Or should it be enough that, despite how little or much they do see, the people I love make me feel that it's okay to be 100% myself? Is it better to be content to give and receive that kind of compassion than to keep picking at all the layers in the hopes of finding whatever's really underneath?

As an early birthday present to myself, I bought a copy of The Sims 3. I know the game came out years ago, but I haven't had the right computer for it until now — and it's not even my computer; Cris just lets me use his every now and then.

I find the game eerily realistic in that the Sims claim to have good relationships with one another yet spend nearly all their time on their own pursuits. The family founders had a whirlwind romance and then barely saw each other after they got married and had kids, yet whenever one entered the room, the other's mood would rise. The eldest child is grumpy, neurotic, dislikes children, and spends most of her time writing or jogging, but she seems to enjoy family dinners and isn't above changing a niece or nephew's diaper if necessary. The son-in-law knew his mother-in-law for only a Sim week or so, but he bawled like the rest of them when she passed away. Should I aspire to be more like the people I've made, happy to simply be with each other, even if they don't seem to actually know each other?

06 September 2013

thing-a-week 33-36: a month of kirigami drills

I've been itching to make more kirigami models but haven't had any good ideas lately, so I decided to do some exercises with stairs. I still haven't come up with any new ideas for models after this, but I can say I've gotten faster at drafting models to cut. The exercises have also helped me see potential technical missteps I might make if and when I do have something new to work on.

And, of course, kirigami is always therapeutic.

33: I came up with this after staring at some Masahiro Chatani models on the Internet. It was supposed to be more complex, but I was off at the start by a few centimeters, and that affected how much room I had for more layers.
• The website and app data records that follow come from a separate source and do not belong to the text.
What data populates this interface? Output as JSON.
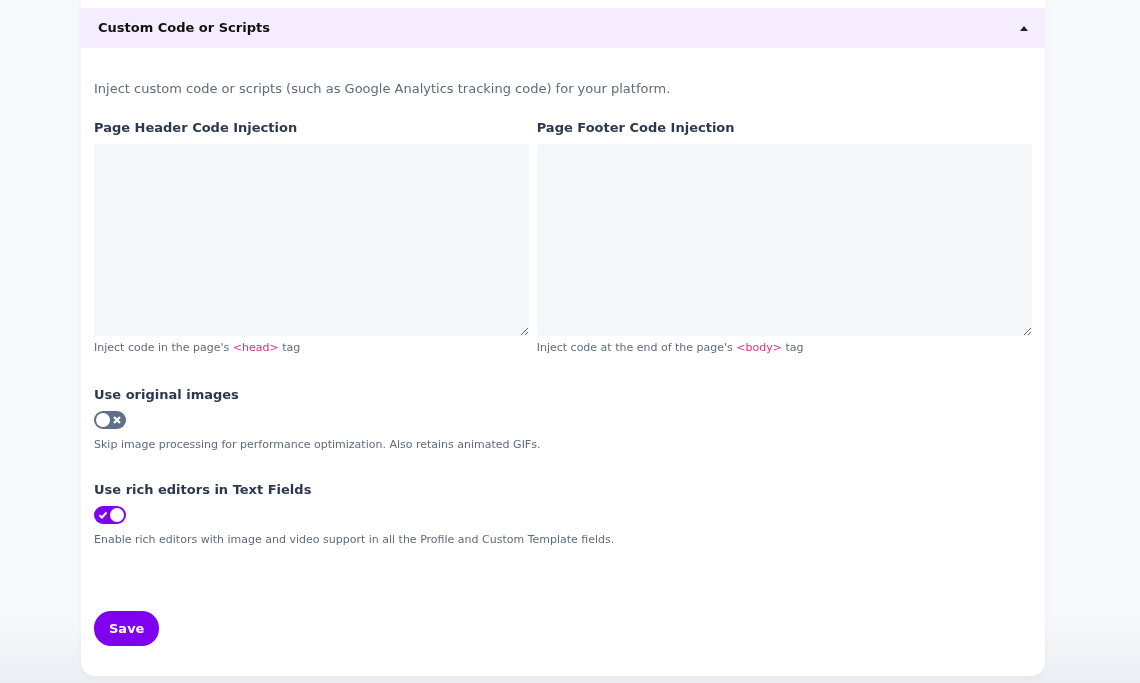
{
  "section": {
    "title": "Custom Code or Scripts",
    "expanded": true,
    "description": "Inject custom code or scripts (such as Google Analytics tracking code) for your platform.",
    "code_fields": [
      {
        "label": "Page Header Code Injection",
        "help_before": "Inject code in the page's ",
        "help_code": "<head>",
        "help_after": " tag"
      },
      {
        "label": "Page Footer Code Injection",
        "help_before": "Inject code at the end of the page's ",
        "help_code": "<body>",
        "help_after": " tag"
      }
    ],
    "toggles": [
      {
        "label": "Use original images",
        "on": false,
        "help": "Skip image processing for performance optimization. Also retains animated GIFs."
      },
      {
        "label": "Use rich editors in Text Fields",
        "on": true,
        "help": "Enable rich editors with image and video support in all the Profile and Custom Template fields."
      }
    ],
    "save_button": "Save"
  }
}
In general, I work in centimeters and half-centimeters; any smaller can get hard to fold.

34: This one was more messing around than an exercise, but the nesting arch trick here helped me figure something out for a card/letter I made for my brother later that week. (I guess I did have a new idea. But since it's personal, I'm not going to post photos of it here.)

35: This was another exercise I set for myself after looking at Masahiro Chatani models.

Folding adjacent stairs like these needs some care; you can see diagonal bumps where the staircase in front pulled on the one in the back.

36: I saw some photos of Chand Baori, which appeared in that really gorgeous Tarsem Singh movie, The Fall, as well as in The Dark Knight Rises. Yes, yes, more stairs.

The difficulty I had with this model was measuring the base. I wanted stairs all the way to the base, but again, I had some measurement problems. You can also see some wrong creases at the base due to those problems.

While it looks nice, I'm not fond of horizontal models that go so far out from the spine; if the paper is soft or becomes soft (e.g. from moisture or from someone sitting on it by accident), it starts to collapse in on itself.